EXERCISE PROMPT: In these entries, tally the lines where "selected" occurs. Respond with only the count.

SUPPLIED RECORDS:
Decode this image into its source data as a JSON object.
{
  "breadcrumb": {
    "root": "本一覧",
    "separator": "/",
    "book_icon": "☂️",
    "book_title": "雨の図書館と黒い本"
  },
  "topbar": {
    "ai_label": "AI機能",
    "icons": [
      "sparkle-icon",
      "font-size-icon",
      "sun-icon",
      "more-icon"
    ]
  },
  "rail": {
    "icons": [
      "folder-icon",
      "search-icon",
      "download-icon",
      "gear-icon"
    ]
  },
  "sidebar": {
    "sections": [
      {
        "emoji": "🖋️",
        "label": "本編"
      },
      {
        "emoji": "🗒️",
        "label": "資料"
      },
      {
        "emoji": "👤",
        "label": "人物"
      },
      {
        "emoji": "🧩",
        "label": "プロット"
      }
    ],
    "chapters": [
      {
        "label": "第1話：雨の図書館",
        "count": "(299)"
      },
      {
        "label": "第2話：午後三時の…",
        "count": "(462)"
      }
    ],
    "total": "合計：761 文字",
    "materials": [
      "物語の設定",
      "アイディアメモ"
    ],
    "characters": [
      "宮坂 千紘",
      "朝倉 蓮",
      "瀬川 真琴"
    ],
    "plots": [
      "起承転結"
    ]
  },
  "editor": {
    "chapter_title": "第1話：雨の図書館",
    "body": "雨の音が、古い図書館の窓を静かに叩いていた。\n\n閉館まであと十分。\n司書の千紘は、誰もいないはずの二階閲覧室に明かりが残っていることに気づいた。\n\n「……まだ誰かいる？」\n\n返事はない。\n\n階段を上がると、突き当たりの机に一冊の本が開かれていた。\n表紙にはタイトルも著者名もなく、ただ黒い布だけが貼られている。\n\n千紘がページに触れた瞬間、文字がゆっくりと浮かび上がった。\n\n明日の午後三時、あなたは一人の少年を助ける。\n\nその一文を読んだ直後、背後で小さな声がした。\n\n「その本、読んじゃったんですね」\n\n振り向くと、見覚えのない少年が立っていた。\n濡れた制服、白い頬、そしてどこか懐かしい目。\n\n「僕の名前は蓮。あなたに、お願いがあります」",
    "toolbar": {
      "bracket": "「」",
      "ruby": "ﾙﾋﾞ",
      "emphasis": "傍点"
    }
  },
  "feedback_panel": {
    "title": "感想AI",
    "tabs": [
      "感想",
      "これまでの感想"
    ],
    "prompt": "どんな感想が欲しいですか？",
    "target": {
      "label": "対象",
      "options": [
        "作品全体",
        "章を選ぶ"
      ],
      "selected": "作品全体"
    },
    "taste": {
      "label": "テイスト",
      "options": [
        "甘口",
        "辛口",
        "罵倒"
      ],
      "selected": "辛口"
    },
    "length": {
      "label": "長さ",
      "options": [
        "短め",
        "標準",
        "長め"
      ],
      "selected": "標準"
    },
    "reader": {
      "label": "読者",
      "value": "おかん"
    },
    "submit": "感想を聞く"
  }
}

FINISHED TASK: 3